The highlight of my day was seeing the cheetah cubs. We were not allowed inside for obvious reasons, but watching at the edge of the enclosure as the trainer interacted with the big cats was an incredible experience. Even though the cheetahs had previously shown off in front of guests that day, they were still willing to perform the behavior the trainer requested knowing they would be given food.


This cheetah also came out to see us, and was excited at the prospect of receiving some meat. She eagerly did a sort of jog with the trainer as Ms. Elkins told us about this cheetah’s backstory. We were able to see the trainer jog with the cheetah as a sort of exercise.


Our final animal encounter of the day was with this adorable cuscus named Kali. We were able to see several of her physical talents at work as she held onto the food with one hand while perching comfortably on the trainer’s hand. Occasionally we could see Kali use her prehensile tail wrap around the trainer’s walkie talkie in order to stabilize herself.


Now you may be wondering what impressive skill the trainers have taught Kali, the cuscus, with the help of positive reinforcement. Kali has mastered the art of bravery. Ms. Elkins commented that being a prey animal, cuscuses are usually extremely nervous out in the open where a bird could swoop down and grab them, but allowing the cuscus to constantly munch on some fruit or vegetable has conditioned Kali to be at ease in front of an audience while outside.


As the trainer showed the pouch of the cuscus, we were informed that a baby cuscus will only develop inside of the mother for 13 days! After that time period it will crawl into the pouch to finish growing. It was amazing to see how comfortable Kali was with her trainer by allowing her to show us were the pouch is located and how deep it is.

As you have most likely figured out for yourself, none of these experiences would have been possible without the animals establishing a mutual trust with their trainers. This trust is what makes these animals so willing to work with the trainers; knowing that the trainers only reward them for the actions they successfully exhibit while ignoring the rest. This same trust also allows trainers to walk confidently beside a cheetah without fear of the cheetah bolting away. A similar case is when you may try to train your pet to sit or lay down. Until a sort of trust exists between you and your pet no progress will be made. While I did just make a connection between these animals and pets, it is very important to understand that these wild animals are in no situation to be viewed as domestic.

In order for species like the cheetah to make a comeback in the wild it is essential that they are no longer taken for the illegal pet trade. One way that you can aid the cheetah, and many other species, is spreading the word of how the continuation of black market pet trade can and will result in these species disappearing completely.

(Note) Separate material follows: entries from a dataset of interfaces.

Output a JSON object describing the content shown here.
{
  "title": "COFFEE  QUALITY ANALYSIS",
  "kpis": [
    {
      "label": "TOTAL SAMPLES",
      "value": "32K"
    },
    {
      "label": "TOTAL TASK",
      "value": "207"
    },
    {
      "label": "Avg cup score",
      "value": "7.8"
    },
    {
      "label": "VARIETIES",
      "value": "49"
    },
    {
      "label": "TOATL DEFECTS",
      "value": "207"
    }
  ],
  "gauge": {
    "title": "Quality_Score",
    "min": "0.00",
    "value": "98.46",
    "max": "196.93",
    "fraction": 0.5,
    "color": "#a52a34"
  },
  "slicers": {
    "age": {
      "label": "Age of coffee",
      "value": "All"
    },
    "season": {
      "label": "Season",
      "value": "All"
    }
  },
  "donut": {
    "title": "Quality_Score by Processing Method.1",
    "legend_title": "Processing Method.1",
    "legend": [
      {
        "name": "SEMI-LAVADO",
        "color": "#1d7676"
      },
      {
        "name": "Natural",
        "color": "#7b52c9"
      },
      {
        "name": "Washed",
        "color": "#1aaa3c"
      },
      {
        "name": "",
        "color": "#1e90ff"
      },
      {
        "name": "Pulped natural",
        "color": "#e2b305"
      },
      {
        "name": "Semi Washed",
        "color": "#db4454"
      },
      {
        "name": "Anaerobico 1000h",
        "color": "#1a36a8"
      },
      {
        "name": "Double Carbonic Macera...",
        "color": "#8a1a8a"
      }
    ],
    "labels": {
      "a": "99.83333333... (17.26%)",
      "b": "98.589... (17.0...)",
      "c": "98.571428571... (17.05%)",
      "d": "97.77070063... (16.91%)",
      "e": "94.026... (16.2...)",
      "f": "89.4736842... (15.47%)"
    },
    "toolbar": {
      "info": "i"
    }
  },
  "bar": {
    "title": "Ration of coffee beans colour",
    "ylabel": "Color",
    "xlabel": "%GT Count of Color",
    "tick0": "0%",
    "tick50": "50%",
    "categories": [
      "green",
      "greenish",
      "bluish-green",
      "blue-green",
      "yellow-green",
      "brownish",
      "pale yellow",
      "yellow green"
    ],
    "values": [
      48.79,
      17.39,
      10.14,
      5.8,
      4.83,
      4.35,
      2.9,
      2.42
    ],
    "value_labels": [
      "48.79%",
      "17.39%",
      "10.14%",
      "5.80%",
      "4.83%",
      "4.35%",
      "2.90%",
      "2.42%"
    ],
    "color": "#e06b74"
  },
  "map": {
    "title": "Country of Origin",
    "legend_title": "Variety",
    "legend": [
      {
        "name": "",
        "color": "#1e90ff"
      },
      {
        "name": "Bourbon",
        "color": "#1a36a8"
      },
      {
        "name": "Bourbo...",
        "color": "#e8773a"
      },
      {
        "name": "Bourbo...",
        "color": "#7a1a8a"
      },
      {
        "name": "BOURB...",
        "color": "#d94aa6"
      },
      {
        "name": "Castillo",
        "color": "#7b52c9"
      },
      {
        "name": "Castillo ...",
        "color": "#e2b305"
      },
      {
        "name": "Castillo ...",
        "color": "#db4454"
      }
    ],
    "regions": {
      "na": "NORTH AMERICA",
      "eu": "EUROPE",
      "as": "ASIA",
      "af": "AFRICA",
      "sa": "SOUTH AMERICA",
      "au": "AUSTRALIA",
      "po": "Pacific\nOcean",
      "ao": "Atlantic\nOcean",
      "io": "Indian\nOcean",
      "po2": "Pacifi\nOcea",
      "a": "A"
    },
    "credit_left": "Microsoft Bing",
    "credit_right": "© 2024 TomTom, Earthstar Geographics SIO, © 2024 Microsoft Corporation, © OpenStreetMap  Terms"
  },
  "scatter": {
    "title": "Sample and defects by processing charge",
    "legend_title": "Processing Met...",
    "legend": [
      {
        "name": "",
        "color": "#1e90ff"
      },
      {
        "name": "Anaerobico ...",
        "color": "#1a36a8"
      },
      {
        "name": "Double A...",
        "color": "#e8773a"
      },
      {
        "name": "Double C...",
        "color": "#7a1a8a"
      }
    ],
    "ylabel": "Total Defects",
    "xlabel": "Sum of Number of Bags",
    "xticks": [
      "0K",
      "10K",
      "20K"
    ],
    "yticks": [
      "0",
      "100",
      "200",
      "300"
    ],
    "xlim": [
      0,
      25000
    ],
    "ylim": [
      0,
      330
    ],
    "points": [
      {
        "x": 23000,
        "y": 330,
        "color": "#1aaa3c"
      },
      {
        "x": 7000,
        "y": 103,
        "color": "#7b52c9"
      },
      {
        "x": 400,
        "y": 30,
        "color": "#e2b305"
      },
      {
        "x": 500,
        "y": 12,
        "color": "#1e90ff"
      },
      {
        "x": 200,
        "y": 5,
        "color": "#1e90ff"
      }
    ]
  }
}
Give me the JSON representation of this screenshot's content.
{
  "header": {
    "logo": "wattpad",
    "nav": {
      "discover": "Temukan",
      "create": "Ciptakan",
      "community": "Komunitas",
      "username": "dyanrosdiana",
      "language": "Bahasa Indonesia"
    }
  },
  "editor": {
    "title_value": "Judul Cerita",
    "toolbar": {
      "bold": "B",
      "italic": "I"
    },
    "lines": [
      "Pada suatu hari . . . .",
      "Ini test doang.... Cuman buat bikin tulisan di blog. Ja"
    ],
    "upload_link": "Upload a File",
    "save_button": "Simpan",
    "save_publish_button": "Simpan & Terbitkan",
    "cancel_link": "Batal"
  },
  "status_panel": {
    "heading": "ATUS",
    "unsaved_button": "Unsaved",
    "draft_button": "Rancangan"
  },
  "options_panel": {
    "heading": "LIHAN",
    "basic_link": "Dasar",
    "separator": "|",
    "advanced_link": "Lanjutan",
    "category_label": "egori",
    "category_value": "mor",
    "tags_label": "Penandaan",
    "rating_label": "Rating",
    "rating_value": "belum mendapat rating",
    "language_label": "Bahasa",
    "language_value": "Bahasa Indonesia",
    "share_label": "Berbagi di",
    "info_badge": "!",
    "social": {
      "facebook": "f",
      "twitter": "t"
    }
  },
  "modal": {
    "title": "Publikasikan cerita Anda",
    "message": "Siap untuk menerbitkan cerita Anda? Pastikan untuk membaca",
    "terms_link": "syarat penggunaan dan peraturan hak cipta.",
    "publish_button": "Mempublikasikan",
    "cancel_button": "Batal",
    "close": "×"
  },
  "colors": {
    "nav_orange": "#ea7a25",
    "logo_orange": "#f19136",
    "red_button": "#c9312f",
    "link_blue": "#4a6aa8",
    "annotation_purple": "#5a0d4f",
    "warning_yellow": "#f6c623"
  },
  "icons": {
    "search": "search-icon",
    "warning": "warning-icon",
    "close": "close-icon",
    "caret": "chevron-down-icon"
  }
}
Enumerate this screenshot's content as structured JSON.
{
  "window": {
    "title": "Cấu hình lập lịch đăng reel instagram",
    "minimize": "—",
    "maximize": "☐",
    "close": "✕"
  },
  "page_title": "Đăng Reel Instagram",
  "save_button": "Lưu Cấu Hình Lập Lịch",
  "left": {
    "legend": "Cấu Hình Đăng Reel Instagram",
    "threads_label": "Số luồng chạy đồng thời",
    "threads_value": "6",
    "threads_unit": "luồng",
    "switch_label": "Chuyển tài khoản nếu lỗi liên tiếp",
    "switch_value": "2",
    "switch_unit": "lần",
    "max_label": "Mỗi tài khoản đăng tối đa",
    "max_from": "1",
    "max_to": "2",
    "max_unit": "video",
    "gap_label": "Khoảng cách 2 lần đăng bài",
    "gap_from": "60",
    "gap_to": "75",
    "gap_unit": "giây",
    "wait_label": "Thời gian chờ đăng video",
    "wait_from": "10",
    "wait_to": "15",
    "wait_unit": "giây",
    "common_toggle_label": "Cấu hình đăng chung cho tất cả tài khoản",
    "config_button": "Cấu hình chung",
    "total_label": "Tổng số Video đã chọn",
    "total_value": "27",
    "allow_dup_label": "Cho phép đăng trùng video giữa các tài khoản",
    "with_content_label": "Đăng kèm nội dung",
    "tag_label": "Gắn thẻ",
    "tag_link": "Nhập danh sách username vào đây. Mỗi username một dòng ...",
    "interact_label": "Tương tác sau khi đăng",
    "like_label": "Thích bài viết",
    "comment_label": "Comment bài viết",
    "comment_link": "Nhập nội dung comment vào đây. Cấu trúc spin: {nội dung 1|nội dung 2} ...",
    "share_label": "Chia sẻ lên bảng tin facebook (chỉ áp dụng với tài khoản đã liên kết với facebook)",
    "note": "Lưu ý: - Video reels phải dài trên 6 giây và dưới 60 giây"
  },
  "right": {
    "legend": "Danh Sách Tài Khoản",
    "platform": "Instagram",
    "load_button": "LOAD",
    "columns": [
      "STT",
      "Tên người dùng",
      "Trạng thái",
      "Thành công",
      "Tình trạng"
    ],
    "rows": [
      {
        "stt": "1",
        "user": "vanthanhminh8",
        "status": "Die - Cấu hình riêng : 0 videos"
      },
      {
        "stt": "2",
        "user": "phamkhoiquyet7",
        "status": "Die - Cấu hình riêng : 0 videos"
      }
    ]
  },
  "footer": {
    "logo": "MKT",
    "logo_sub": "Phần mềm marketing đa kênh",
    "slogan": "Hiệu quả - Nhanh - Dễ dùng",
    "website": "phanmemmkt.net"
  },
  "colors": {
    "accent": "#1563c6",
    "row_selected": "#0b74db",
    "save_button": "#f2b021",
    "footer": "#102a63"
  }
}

Just by telling others what you learned today, you are joining the San Diego Zoo in their quest to end extinction.

Noah, Photo Journalist Team
Week One, Fall Session 2018


Add a comment

Due to the increased volume on our many social media channels, we are unable to respond to all comments or questions. Comments are now posted automatically but may be removed if deemed inappropriate according to the San Diego Zoo Global Blog Comment Policy.


  1. Courtney
  2. Kelly Harrel